■ Exercise brief ■
Extract every line below, verbatim.

::: Dataset records

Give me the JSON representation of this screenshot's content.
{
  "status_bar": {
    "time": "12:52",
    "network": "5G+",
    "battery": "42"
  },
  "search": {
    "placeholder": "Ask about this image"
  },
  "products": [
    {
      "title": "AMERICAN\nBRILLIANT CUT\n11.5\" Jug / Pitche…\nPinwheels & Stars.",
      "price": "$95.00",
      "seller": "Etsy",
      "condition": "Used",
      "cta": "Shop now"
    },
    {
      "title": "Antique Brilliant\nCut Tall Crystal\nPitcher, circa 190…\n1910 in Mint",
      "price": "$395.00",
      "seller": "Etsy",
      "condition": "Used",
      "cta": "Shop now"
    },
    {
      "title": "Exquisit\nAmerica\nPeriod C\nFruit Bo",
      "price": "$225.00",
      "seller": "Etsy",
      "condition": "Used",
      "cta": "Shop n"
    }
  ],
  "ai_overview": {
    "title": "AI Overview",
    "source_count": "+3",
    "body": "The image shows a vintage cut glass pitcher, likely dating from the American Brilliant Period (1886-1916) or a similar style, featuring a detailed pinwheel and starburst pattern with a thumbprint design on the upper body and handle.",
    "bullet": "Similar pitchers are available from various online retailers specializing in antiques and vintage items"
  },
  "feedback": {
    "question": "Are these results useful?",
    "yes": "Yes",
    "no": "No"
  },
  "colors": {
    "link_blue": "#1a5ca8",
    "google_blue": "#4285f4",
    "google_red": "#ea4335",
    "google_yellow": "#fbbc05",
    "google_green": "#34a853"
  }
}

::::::

■ Task output ■
Give me the JSON representation of this screenshot's content.
{
  "status_bar": {
    "time": "12:52",
    "network": "5G+",
    "battery": "42"
  },
  "search": {
    "placeholder": "Ask about this image"
  },
  "products": [
    {
      "title": "AMERICAN\nBRILLIANT CUT\n11.5\" Jug / Pitche…\nPinwheels & Stars.",
      "price": "$95.00",
      "seller": "Etsy",
      "condition": "Used",
      "cta": "Shop now"
    },
    {
      "title": "Antique Brilliant\nCut Tall Crystal\nPitcher, circa 190…\n1910 in Mint",
      "price": "$395.00",
      "seller": "Etsy",
      "condition": "Used",
      "cta": "Shop now"
    },
    {
      "title": "Exquisit\nAmerica\nPeriod C\nFruit Bo",
      "price": "$225.00",
      "seller": "Etsy",
      "condition": "Used",
      "cta": "Shop n"
    }
  ],
  "ai_overview": {
    "title": "AI Overview",
    "source_count": "+3",
    "body": "The image shows a vintage cut glass pitcher, likely dating from the American Brilliant Period (1886-1916) or a similar style, featuring a detailed pinwheel and starburst pattern with a thumbprint design on the upper body and handle.",
    "bullet": "Similar pitchers are available from various online retailers specializing in antiques and vintage items"
  },
  "feedback": {
    "question": "Are these results useful?",
    "yes": "Yes",
    "no": "No"
  },
  "colors": {
    "link_blue": "#1a5ca8",
    "google_blue": "#4285f4",
    "google_red": "#ea4335",
    "google_yellow": "#fbbc05",
    "google_green": "#34a853"
  }
}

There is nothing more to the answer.